(Excerpts from an interface dataset)
--- START ---

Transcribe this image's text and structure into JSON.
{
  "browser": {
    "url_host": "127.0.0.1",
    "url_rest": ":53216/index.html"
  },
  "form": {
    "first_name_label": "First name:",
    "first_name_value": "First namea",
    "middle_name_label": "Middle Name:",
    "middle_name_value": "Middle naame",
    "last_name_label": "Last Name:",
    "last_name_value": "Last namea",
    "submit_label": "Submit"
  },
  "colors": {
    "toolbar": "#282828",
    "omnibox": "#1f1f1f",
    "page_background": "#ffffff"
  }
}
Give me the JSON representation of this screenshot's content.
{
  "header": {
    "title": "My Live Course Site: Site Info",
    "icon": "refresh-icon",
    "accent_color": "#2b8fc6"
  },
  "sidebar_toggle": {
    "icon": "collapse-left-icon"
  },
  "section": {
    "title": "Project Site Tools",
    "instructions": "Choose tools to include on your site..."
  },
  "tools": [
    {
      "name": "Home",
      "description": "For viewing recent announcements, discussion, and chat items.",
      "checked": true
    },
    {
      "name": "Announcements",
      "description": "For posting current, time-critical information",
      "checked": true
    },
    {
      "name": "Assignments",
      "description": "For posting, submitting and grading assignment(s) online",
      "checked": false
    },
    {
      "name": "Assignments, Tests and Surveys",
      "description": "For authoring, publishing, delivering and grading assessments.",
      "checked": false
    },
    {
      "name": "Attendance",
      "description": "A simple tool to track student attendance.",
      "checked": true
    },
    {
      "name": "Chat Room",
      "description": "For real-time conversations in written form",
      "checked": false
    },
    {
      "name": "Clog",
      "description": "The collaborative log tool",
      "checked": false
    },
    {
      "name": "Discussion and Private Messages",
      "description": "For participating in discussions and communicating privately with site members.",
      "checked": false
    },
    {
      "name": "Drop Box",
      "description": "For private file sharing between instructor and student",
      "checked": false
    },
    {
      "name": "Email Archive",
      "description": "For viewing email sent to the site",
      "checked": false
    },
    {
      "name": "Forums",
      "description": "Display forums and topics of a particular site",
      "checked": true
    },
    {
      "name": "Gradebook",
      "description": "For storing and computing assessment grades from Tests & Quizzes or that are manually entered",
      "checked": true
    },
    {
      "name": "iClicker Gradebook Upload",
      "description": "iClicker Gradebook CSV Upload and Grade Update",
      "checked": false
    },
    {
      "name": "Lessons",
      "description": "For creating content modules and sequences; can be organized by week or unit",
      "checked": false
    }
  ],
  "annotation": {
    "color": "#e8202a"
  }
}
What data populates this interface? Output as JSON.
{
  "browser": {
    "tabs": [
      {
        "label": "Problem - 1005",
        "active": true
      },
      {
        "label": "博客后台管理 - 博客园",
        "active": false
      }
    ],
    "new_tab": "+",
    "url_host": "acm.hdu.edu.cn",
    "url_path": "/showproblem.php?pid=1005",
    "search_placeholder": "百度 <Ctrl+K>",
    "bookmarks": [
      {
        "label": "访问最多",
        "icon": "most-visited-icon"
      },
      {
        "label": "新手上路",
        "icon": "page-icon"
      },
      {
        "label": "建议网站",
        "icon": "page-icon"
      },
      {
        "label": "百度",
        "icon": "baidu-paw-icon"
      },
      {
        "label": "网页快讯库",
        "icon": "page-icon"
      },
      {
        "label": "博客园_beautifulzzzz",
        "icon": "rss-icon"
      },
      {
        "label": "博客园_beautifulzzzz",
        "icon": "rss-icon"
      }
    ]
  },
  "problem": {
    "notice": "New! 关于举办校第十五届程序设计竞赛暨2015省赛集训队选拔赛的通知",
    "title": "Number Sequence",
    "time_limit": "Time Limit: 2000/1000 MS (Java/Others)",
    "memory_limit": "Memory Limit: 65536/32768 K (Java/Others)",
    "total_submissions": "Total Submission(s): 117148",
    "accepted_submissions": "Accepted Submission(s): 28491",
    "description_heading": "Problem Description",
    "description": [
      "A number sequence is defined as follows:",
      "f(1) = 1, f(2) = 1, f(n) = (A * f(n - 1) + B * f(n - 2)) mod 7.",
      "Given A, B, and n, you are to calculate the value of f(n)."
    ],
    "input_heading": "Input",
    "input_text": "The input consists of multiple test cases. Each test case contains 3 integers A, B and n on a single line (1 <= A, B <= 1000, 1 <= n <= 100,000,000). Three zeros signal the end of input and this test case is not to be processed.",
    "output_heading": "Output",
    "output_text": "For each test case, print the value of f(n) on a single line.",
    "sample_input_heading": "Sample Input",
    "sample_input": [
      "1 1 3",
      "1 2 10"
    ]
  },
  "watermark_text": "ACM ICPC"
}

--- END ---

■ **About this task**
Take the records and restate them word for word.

■ **Solution for this exercise**
Transcribe this image's text and structure into JSON.
{
  "browser": {
    "url_host": "127.0.0.1",
    "url_rest": ":53216/index.html"
  },
  "form": {
    "first_name_label": "First name:",
    "first_name_value": "First namea",
    "middle_name_label": "Middle Name:",
    "middle_name_value": "Middle naame",
    "last_name_label": "Last Name:",
    "last_name_value": "Last namea",
    "submit_label": "Submit"
  },
  "colors": {
    "toolbar": "#282828",
    "omnibox": "#1f1f1f",
    "page_background": "#ffffff"
  }
}
Give me the JSON representation of this screenshot's content.
{
  "header": {
    "title": "My Live Course Site: Site Info",
    "icon": "refresh-icon",
    "accent_color": "#2b8fc6"
  },
  "sidebar_toggle": {
    "icon": "collapse-left-icon"
  },
  "section": {
    "title": "Project Site Tools",
    "instructions": "Choose tools to include on your site..."
  },
  "tools": [
    {
      "name": "Home",
      "description": "For viewing recent announcements, discussion, and chat items.",
      "checked": true
    },
    {
      "name": "Announcements",
      "description": "For posting current, time-critical information",
      "checked": true
    },
    {
      "name": "Assignments",
      "description": "For posting, submitting and grading assignment(s) online",
      "checked": false
    },
    {
      "name": "Assignments, Tests and Surveys",
      "description": "For authoring, publishing, delivering and grading assessments.",
      "checked": false
    },
    {
      "name": "Attendance",
      "description": "A simple tool to track student attendance.",
      "checked": true
    },
    {
      "name": "Chat Room",
      "description": "For real-time conversations in written form",
      "checked": false
    },
    {
      "name": "Clog",
      "description": "The collaborative log tool",
      "checked": false
    },
    {
      "name": "Discussion and Private Messages",
      "description": "For participating in discussions and communicating privately with site members.",
      "checked": false
    },
    {
      "name": "Drop Box",
      "description": "For private file sharing between instructor and student",
      "checked": false
    },
    {
      "name": "Email Archive",
      "description": "For viewing email sent to the site",
      "checked": false
    },
    {
      "name": "Forums",
      "description": "Display forums and topics of a particular site",
      "checked": true
    },
    {
      "name": "Gradebook",
      "description": "For storing and computing assessment grades from Tests & Quizzes or that are manually entered",
      "checked": true
    },
    {
      "name": "iClicker Gradebook Upload",
      "description": "iClicker Gradebook CSV Upload and Grade Update",
      "checked": false
    },
    {
      "name": "Lessons",
      "description": "For creating content modules and sequences; can be organized by week or unit",
      "checked": false
    }
  ],
  "annotation": {
    "color": "#e8202a"
  }
}
What data populates this interface? Output as JSON.
{
  "browser": {
    "tabs": [
      {
        "label": "Problem - 1005",
        "active": true
      },
      {
        "label": "博客后台管理 - 博客园",
        "active": false
      }
    ],
    "new_tab": "+",
    "url_host": "acm.hdu.edu.cn",
    "url_path": "/showproblem.php?pid=1005",
    "search_placeholder": "百度 <Ctrl+K>",
    "bookmarks": [
      {
        "label": "访问最多",
        "icon": "most-visited-icon"
      },
      {
        "label": "新手上路",
        "icon": "page-icon"
      },
      {
        "label": "建议网站",
        "icon": "page-icon"
      },
      {
        "label": "百度",
        "icon": "baidu-paw-icon"
      },
      {
        "label": "网页快讯库",
        "icon": "page-icon"
      },
      {
        "label": "博客园_beautifulzzzz",
        "icon": "rss-icon"
      },
      {
        "label": "博客园_beautifulzzzz",
        "icon": "rss-icon"
      }
    ]
  },
  "problem": {
    "notice": "New! 关于举办校第十五届程序设计竞赛暨2015省赛集训队选拔赛的通知",
    "title": "Number Sequence",
    "time_limit": "Time Limit: 2000/1000 MS (Java/Others)",
    "memory_limit": "Memory Limit: 65536/32768 K (Java/Others)",
    "total_submissions": "Total Submission(s): 117148",
    "accepted_submissions": "Accepted Submission(s): 28491",
    "description_heading": "Problem Description",
    "description": [
      "A number sequence is defined as follows:",
      "f(1) = 1, f(2) = 1, f(n) = (A * f(n - 1) + B * f(n - 2)) mod 7.",
      "Given A, B, and n, you are to calculate the value of f(n)."
    ],
    "input_heading": "Input",
    "input_text": "The input consists of multiple test cases. Each test case contains 3 integers A, B and n on a single line (1 <= A, B <= 1000, 1 <= n <= 100,000,000). Three zeros signal the end of input and this test case is not to be processed.",
    "output_heading": "Output",
    "output_text": "For each test case, print the value of f(n) on a single line.",
    "sample_input_heading": "Sample Input",
    "sample_input": [
      "1 1 3",
      "1 2 10"
    ]
  },
  "watermark_text": "ACM ICPC"
}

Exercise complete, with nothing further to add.